Beginning in the fall term of 2022, the African American Studies program will deliver a new Bachelor of Arts in Black Diaspora and African American Studies. They will also continue to offer it as a minor.
The minor –– which was first established at Thurgood Marshall College in 2005 and graduated first in 2007 –– became a program of the Arts and Humanities Division in 2014. Graduates of the minor represent 23 different disciplines, ranging from biology to visual. arts. The minor has proven useful for careers in law, public policy, science, technology, engineering, mathematics, and social justice.
Students will have the opportunity to specialize in one of three concentrations: Africa and Black Diaspora, African American Studies, or Interdisciplinary Studies where students can choose selected topics and issues from multiple departments.
The 52-unit program will also establish service-learning courses, including comprehensive courses and academic work. Jessica Graham, director of the Black Studies Program in the Division of Social Sciences, received $ 2.5 million from the university to strengthen and expand the focus on African American studies.

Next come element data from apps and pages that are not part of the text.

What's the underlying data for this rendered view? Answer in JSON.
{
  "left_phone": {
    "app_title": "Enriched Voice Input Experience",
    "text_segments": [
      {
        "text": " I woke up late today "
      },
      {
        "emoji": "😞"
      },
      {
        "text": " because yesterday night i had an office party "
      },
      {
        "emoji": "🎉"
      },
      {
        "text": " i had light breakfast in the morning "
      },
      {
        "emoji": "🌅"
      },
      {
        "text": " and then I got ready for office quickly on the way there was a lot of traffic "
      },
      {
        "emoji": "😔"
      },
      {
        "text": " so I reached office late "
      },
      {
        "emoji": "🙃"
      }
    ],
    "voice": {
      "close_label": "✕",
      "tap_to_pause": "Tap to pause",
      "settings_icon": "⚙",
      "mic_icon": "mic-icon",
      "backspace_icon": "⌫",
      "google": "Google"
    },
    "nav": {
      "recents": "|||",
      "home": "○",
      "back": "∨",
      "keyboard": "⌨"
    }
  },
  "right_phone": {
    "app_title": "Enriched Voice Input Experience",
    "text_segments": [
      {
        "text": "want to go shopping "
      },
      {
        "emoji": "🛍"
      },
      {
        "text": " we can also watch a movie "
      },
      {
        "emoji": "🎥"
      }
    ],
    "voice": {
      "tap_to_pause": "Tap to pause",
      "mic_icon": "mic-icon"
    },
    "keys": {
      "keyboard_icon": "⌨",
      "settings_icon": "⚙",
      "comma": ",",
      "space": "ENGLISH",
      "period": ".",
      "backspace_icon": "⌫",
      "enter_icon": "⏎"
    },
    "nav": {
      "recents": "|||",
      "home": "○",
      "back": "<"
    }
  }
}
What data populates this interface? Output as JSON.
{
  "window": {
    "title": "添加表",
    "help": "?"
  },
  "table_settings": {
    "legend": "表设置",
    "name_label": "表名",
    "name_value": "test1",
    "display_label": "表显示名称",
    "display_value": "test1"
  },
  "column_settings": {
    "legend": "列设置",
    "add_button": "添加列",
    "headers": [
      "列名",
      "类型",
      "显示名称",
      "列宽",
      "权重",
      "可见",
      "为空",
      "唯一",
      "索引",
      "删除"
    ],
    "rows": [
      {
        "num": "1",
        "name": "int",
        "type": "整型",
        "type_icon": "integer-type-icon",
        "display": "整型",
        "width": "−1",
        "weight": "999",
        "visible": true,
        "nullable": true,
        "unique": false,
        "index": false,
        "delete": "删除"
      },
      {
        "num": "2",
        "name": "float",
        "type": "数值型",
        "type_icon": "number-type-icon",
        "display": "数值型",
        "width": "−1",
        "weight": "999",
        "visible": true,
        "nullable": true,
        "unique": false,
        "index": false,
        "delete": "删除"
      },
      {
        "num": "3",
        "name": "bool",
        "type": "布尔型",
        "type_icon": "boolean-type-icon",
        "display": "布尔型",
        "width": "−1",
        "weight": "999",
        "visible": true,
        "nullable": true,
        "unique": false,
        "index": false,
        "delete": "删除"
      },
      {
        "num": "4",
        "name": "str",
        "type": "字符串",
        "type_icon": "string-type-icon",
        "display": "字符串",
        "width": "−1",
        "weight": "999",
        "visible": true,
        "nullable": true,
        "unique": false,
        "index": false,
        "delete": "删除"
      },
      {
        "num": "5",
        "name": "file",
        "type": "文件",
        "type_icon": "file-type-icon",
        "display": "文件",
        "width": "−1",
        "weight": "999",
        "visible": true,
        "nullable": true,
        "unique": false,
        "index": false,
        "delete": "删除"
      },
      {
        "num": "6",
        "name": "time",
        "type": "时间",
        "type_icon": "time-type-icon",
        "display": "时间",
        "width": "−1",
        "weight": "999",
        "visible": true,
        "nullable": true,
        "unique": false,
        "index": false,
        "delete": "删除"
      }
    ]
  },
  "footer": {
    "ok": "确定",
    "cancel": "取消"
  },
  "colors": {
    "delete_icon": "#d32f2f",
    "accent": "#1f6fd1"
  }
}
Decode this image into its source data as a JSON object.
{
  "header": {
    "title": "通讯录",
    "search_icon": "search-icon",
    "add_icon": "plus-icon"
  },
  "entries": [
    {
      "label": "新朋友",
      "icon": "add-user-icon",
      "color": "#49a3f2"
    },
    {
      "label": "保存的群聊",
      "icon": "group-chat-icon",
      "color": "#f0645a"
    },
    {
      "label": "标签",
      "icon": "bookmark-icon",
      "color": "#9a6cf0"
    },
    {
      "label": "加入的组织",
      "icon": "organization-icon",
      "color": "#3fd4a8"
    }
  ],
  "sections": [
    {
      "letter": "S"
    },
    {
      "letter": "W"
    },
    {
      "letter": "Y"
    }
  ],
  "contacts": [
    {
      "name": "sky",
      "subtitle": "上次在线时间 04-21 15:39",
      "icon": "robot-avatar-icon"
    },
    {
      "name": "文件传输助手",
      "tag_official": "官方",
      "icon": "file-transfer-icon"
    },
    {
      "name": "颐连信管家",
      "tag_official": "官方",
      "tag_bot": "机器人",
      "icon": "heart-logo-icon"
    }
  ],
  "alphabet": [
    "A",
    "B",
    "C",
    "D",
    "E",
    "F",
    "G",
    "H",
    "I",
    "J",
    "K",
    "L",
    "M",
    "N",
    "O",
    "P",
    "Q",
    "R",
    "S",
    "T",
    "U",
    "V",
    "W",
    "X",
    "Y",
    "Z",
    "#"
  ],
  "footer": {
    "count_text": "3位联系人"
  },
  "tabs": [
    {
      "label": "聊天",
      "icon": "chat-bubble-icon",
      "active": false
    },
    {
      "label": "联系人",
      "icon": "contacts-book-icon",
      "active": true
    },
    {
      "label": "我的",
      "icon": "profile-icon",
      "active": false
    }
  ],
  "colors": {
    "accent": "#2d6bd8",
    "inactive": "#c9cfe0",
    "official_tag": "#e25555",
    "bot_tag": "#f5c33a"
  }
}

Graham hopes the best academics in the field will be drawn to campus. She also hopes that students can research innovative topics and have access to a larger pool of mentors and advisors.
In addition, the office of the president of the University of California has awarded the university $ 700,000, which will lead to the hiring of 13 new professors who will focus their research on racial disparities in STEM. Similar study programs were created in the 1960s during the civil rights and black power movements. The Black Lives Matter movement has given people a better understanding of anti-blackness and systemic racism in higher education, reinforcing the need for more funding.
Along with African American Studies, the Arts and Humanities Division now administers 15 cultural programs, including Japanese, Chicanx and Latinx, and Pacific Island Studies. Interdisciplinary studies between majors allow students to think critically about social justice and broader questions of identity.
Thandeka Chapman, director of the African American studies program, said that “currently the African American studies program does not have many STEM-related courses, and hiring professors in these fields will give students science students the chance to see each other. . Many students come to UC San Diego for STEM training, but we don’t have a concrete way to talk to them as African American and Black students in their field.
One of the goals of this new degree is to enable students to understand how black people make a difference in society culturally, economically, politically and socially. The major will hopefully help students learn more about racism, capitalism, and colonization.
Graham hopes that the best academics in the field will be drawn to campus and that students can study and research innovative topics and have access to a larger pool of mentors and advisers. Students will be able to work with researchers from the faculty of the Black Studies Project. The Black Studies Project is a research center made up of faculty, graduate and undergraduate students from UCSD. They focus on groundbreaking research, intellectual exchange, and the strengthening of subjects focused on Black Studies. She wants the major to help UCSD recognize the importance of this research, especially in STEM fields, and build a sense of community among black students, faculty, and staff.
Photo courtesy of Brendan Wilson for The UCSD Guardian.